Feast of Christ the King

2 Samuel 5:1-3; Colossians 1:12-20; Luke 23:35-43

We have a strange King. Most famous kings in history have been known for their earthly power and wisdom. They conquered nations and built vast empires. They advanced science and technology. They were kind and generous with their subjects and ruthless with their enemies. They died in peace or heroically.

By human standards, Jesus wasn’t much of a king. The inscription over his head—INRI (in Latin, Iesus Nazarenus Rex Judaeorum)—was an indictment more than a proclamation.  He had little earthly power. Many people thought that he was a fool. He died with a handful of frightened followers. He urged his followers to love their enemies, and he forgave those who killed him. He was publicly and shamefully executed.

Yet today the Church celebrates Jesus as Lord, Christ and King of the Universe. St. Paul tells us in our second reading that Jesus is:

  • “The image of the invisible God, the firstborn of all creation;”
  • The one who “is before all things” and in whom “all things hold together;”
  • “The beginning, the firstborn from the dead;”
  • The “head of the body, the church;” and
  • The one in whom everything in heaven and earth has been reconciled through his sacrifice on the cross.

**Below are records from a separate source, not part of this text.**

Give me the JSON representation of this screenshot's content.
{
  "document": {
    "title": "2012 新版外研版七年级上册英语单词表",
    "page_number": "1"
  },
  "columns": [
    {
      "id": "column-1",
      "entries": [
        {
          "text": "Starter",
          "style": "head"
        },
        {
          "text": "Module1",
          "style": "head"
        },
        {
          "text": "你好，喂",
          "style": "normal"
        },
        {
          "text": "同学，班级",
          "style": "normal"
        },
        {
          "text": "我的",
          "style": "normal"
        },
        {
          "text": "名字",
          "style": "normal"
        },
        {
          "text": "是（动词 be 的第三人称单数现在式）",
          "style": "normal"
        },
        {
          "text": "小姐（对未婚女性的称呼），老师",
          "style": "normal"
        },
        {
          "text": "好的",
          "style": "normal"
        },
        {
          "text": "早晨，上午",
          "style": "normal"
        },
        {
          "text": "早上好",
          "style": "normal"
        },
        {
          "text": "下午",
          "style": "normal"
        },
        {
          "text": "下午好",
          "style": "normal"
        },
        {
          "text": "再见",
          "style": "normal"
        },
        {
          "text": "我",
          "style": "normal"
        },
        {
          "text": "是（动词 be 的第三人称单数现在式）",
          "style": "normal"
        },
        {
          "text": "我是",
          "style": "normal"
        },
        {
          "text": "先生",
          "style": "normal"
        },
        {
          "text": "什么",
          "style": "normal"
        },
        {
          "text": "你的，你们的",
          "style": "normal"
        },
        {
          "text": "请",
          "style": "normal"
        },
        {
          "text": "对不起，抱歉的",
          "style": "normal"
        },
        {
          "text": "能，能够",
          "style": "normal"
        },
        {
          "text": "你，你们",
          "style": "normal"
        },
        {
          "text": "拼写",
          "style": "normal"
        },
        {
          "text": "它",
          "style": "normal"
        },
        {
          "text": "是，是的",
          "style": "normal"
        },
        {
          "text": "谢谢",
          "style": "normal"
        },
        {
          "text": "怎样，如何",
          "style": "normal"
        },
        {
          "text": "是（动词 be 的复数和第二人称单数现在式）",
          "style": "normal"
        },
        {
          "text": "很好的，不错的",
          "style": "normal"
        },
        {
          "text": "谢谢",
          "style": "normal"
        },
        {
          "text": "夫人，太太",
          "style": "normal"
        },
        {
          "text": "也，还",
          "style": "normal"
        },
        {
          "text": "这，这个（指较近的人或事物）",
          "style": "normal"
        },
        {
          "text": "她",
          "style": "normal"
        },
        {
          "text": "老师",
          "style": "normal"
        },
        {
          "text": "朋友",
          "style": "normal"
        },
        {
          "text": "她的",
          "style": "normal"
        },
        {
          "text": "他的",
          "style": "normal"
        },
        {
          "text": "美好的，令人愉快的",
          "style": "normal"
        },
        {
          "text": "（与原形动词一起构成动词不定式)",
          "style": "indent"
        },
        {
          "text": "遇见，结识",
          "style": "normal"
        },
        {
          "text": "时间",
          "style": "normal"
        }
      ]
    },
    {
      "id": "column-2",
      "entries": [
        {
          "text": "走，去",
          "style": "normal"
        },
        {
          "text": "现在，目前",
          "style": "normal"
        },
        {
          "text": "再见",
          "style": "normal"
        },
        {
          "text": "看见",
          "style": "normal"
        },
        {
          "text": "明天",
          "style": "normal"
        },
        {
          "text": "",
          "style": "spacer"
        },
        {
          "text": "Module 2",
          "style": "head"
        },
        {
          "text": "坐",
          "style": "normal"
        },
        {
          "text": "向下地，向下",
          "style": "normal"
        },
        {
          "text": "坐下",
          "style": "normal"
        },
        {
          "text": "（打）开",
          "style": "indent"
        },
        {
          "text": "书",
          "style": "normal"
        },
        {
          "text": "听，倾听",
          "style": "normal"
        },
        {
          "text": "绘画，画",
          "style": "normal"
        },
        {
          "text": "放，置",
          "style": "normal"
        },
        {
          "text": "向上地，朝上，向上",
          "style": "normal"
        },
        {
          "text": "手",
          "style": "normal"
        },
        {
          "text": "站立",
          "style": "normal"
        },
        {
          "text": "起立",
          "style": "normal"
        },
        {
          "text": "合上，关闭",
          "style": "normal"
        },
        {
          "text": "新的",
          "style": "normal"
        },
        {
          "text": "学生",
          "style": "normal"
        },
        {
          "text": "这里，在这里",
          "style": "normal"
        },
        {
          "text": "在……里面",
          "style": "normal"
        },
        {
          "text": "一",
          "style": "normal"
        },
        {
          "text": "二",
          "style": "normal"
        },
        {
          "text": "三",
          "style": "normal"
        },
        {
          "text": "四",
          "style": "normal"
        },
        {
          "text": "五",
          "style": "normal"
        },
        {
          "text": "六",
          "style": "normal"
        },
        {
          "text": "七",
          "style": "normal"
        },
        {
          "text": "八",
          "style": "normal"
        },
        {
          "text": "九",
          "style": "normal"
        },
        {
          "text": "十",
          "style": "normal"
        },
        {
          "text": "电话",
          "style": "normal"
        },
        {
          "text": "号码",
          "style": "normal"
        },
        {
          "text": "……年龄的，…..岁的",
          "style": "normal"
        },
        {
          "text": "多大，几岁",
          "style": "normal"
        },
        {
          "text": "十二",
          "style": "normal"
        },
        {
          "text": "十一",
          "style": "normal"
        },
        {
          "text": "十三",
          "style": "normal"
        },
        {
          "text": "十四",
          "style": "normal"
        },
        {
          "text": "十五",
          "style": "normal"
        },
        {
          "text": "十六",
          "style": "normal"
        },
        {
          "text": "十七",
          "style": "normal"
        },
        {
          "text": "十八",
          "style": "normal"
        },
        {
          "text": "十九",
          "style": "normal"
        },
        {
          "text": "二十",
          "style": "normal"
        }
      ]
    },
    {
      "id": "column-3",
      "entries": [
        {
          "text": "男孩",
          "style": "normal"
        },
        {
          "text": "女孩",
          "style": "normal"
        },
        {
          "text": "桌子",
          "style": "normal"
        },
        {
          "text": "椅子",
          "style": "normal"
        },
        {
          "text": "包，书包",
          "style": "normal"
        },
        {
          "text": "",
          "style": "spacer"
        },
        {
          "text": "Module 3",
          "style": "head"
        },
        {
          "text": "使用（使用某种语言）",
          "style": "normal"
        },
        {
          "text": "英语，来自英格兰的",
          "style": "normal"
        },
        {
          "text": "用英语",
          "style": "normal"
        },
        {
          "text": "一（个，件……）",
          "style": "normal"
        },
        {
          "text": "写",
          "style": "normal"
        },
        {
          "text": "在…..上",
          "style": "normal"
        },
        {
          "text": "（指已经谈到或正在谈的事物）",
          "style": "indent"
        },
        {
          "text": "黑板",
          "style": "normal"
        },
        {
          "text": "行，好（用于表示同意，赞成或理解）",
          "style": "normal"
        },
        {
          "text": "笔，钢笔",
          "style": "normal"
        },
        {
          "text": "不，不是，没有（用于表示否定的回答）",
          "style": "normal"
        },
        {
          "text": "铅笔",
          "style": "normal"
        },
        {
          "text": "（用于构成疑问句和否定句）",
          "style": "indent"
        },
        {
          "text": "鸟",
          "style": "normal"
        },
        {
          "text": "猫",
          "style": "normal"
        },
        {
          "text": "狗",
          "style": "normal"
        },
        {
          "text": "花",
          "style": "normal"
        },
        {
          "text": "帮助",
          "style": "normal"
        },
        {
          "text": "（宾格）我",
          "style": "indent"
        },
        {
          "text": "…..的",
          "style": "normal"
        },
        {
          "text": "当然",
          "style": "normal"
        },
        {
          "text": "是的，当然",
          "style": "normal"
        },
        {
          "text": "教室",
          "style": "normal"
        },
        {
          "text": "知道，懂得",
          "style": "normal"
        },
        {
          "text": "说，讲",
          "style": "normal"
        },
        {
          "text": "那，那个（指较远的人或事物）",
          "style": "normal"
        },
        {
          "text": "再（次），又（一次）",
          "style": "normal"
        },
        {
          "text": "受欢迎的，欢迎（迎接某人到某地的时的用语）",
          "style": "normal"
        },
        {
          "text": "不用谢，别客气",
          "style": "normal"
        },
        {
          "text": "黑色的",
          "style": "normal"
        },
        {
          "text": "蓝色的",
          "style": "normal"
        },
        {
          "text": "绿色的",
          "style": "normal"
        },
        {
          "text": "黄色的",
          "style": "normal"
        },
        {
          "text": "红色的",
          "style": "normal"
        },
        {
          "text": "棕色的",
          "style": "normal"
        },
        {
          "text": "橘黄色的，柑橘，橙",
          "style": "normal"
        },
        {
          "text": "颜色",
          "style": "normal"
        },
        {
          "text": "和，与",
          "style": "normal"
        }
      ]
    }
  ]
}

It is in Jesus that everyone and everything are brought together. As part of the communion of persons that is the Holy Trinity—the Son, with the Father and the Holy Spirit—Jesus is also the source our reconciliation and communion. In his person and in his life, death and resurrection he has brought together divinity and humanity, light and darkness, unity and diversity, male and female, Jew and gentile, the free and the enslaved, righteous and sinners. 

As we witnessed in our first reading, in the ancient world kings and their earthly subjects made a deal:  the king promised them his protection and leadership and the people promised him their support and loyalty. It was a covenant of mutual obligations. If either side failed to do their part, the deal was off. The king could become a tyrant or the people could overthrow him.

Jesus wasn’t and isn’t that kind of king. Even when we sin and fail to live according to the covenant of our baptism, Jesus doesn’t abandon us. Again and again, he offers us his love and gives us the opportunity to live in his grace. But there are no shortcuts. We must still place ourselves under his authority, be transformed by his mercy, live according to the gospel, and carry out his mission in the world. 

Are we ready to serve our King? +